An explosion, apparently from a bomb-rigged car, rocked Beirut's seafront Wednesday, killing an anti-Syrian lawmaker and nine others. The 65-year-old lawmaker, Walid Eido, was the seventh opponent of Damascus to be killed in two years in this conflict-ridden country.
Eido's 35-year-old son Khaled, two bodyguards and six bystanders were also killed in the explosion, security officials said. Eleven other were wounded, they said.
The slain parliament member was an ally of Saad Hariri, the leader of the parliamentary majority and son of former Prime Minister Rafik Hariri, who was assassinated two years ago in a Beirut car bombing. Several politicians, including pro-Syrian President Emile Lahoud, condemned the assassination.
After the explosion, car was in flames and black smoke was seen rising from a narrow street off the main waterfront in Manara, which is in the Muslim sector of the capital. The Lebanese Broadcasting Corp. TV station said the explosion came from a bomb-rigged car, a method that has been used to assassinate opponents of Syria over the past two years.
Two bodies covered with a plastic bags were laying in a smoldering car. The explosion shattered windows of apartments, knocked down walls and scattered debris on top of parked cars in the area, which is near an amusement park, a military club and popular beaches.
About an hour after the blast, dozens of anti-Syrian demonstrators gathered outside Eido's house in Beirut's western neighborhood of Aisha Bakkar chanting slogans and setting tires on fire blocking the road. Lebanese troops later dispersed the demonstrators and opened the road.

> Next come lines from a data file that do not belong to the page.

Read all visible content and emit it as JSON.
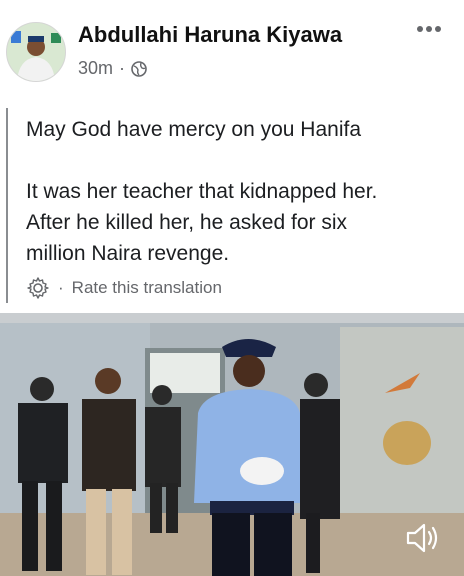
{
  "post": {
    "author": "Abdullahi Haruna Kiyawa",
    "time": "30m",
    "separator": "·",
    "lines": [
      "May God have mercy on you Hanifa",
      "It was her teacher that kidnapped her.",
      "After he killed her, he asked for six",
      "million Naira revenge."
    ],
    "translate_separator": "·",
    "translate_label": "Rate this translation"
  },
  "icons": {
    "privacy": "globe-icon",
    "options": "more-options-icon",
    "settings": "gear-icon",
    "volume": "speaker-icon"
  },
  "colors": {
    "text": "#1c1e21",
    "secondary": "#65676b",
    "police_uniform": "#8fb3e6"
  }
}
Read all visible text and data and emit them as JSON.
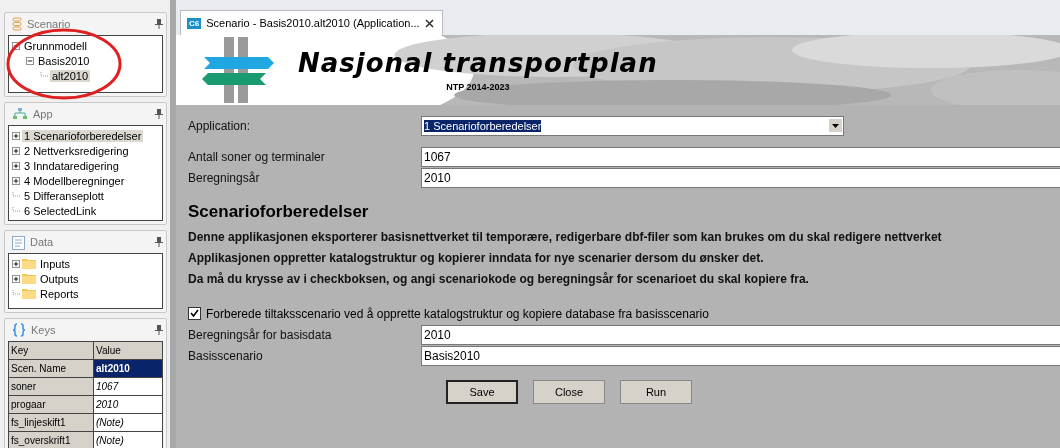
{
  "scenario_panel": {
    "title": "Scenario",
    "tree": [
      {
        "label": "Grunnmodell",
        "expanded": true,
        "selected": false,
        "children": [
          {
            "label": "Basis2010",
            "expanded": true,
            "selected": false,
            "children": [
              {
                "label": "alt2010",
                "selected": true
              }
            ]
          }
        ]
      }
    ]
  },
  "app_panel": {
    "title": "App",
    "tree": [
      {
        "label": "1 Scenarioforberedelser",
        "expanded": false,
        "selected": true
      },
      {
        "label": "2 Nettverksredigering",
        "expanded": false,
        "selected": false
      },
      {
        "label": "3 Inndataredigering",
        "expanded": false,
        "selected": false
      },
      {
        "label": "4 Modellberegninger",
        "expanded": false,
        "selected": false
      },
      {
        "label": "5 Differanseplott",
        "selected": false
      },
      {
        "label": "6 SelectedLink",
        "selected": false
      }
    ]
  },
  "data_panel": {
    "title": "Data",
    "tree": [
      {
        "label": "Inputs",
        "expanded": false,
        "selected": false
      },
      {
        "label": "Outputs",
        "expanded": false,
        "selected": false
      },
      {
        "label": "Reports",
        "selected": false
      }
    ]
  },
  "keys_panel": {
    "title": "Keys",
    "columns": [
      "Key",
      "Value"
    ],
    "rows": [
      {
        "key": "Scen. Name",
        "value": "alt2010",
        "selected": true
      },
      {
        "key": "soner",
        "value": "1067",
        "selected": false
      },
      {
        "key": "progaar",
        "value": "2010",
        "selected": false
      },
      {
        "key": "fs_linjeskift1",
        "value": "(Note)",
        "selected": false
      },
      {
        "key": "fs_overskrift1",
        "value": "(Note)",
        "selected": false
      }
    ]
  },
  "tab": {
    "badge": "C6",
    "label": "Scenario - Basis2010.alt2010 (Application...",
    "selected": true
  },
  "banner": {
    "title": "Nasjonal transportplan",
    "subtitle": "NTP 2014-2023"
  },
  "form": {
    "application_label": "Application:",
    "application_value": "1 Scenarioforberedelser",
    "fields": [
      {
        "label": "Antall soner og terminaler",
        "value": "1067"
      },
      {
        "label": "Beregningsår",
        "value": "2010"
      }
    ],
    "heading": "Scenarioforberedelser",
    "paragraphs": [
      "Denne applikasjonen eksporterer basisnettverket til temporære, redigerbare dbf-filer som kan brukes om du skal redigere nettverket",
      "Applikasjonen oppretter katalogstruktur og kopierer inndata for nye scenarier dersom du ønsker det.",
      "Da må du krysse av i checkboksen, og angi scenariokode og beregningsår for scenarioet du skal kopiere fra."
    ],
    "checkbox": {
      "label": "Forberede tiltaksscenario ved å opprette katalogstruktur og kopiere database fra basisscenario",
      "checked": true
    },
    "fields2": [
      {
        "label": "Beregningsår for basisdata",
        "value": "2010"
      },
      {
        "label": "Basisscenario",
        "value": "Basis2010"
      }
    ],
    "buttons": [
      {
        "label": "Save",
        "default": true
      },
      {
        "label": "Close",
        "default": false
      },
      {
        "label": "Run",
        "default": false
      }
    ]
  }
}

"Syria is after us," shouted one supporter on a television camera. "Get off our backs." Another supporter shouted: "They are not leaving any lawmaker or ministers. Isn't it enough that they killed Hariri?"
Dozens of others gathered outside the American University Hospital where some of the bodies and those wounded were taken.
The explosion occurred less than two kilometers (less than a mile) from the site of a suicide truck bombing that killed former Rafik Hariri and 22 others in February 2005.
Hariri's killing sparked huge protests against Syria, which was widely seen as culpable. Syria denied involvement but was forced to withdraw its troops from Lebanon, ending a 29-year presence.
Earlier this month, the U.N. Security Council ordered the creation of a tribunal to prosecute those responsible for Hariri's assassination despite the opposition from Syrian-backed groups in Lebanon. The tribunal, which went into effect three days ago, is expected to take a year to put in place.
The issue of the tribunal has sharply polarized the country. It is at the core of a deep political crisis between the U.S.-backed government led by Prime Minister Fuad Saniora and the Syrian-backed opposition led by Hezbollah. The tensions have taken a more sectarian tone in recent months, with 11 people killed in clashes.
Eido, a judge, was among the 70 legislators from the pro-Western majority that petitioned the United Nations along with the government to impose the international tribunal to try suspects in the Hariri assassination.
The explosion occurred as efforts were being made to ease the political tensions and bring the feuding parties together in a national unity Cabinet. A French envoy was in Beirut earlier this week to invite rival factions to a meeting in France later this month.
In Washington, a spokesman for U.S. President George W. Bush's National Security Council said the U.S. "deplores this latest attack in Beirut" that killed Eido and his son.
"We stand with the people of Lebanon and Prime Minister Saniora's government as they battle extremists who are trying to derail Lebanon's march to peace, prosperity and a lasting democracy," Gordon Johndroe said.
Six other explosions have hit Beirut and its suburbs over the past three weeks, killing at least two people. Lebanese troops also are battling Islamic militants in a Palestinian refugee camp in the northern part of the country.
Hariri's Future bloc, dominated by moderate Sunnis, has come out strongly in support of the Lebanese army in their fight against Fatah Islam.
Eido, who was known to frequent Manara in the afternoon to play cards with friends, also was one of the vocal opponents of Hezbollah-led protests and sit-ins in downtown Beirut outside Saniora's office that have been going on since Dec. 1 in a campaign to force the prime minister to step down. He has called the encampment in downtown Beirut by the opposition as "occupation."
The explosion occurred despite stringent security measures in Beirut and other areas. Cars have been prevented from parking in many areas, and random army and police checkpoints were set up to search vehicles and motorists. Some major politicians have closeted themselves in their homes behind heavy security, and shopping malls have brought in equipment to search vehicles electronically.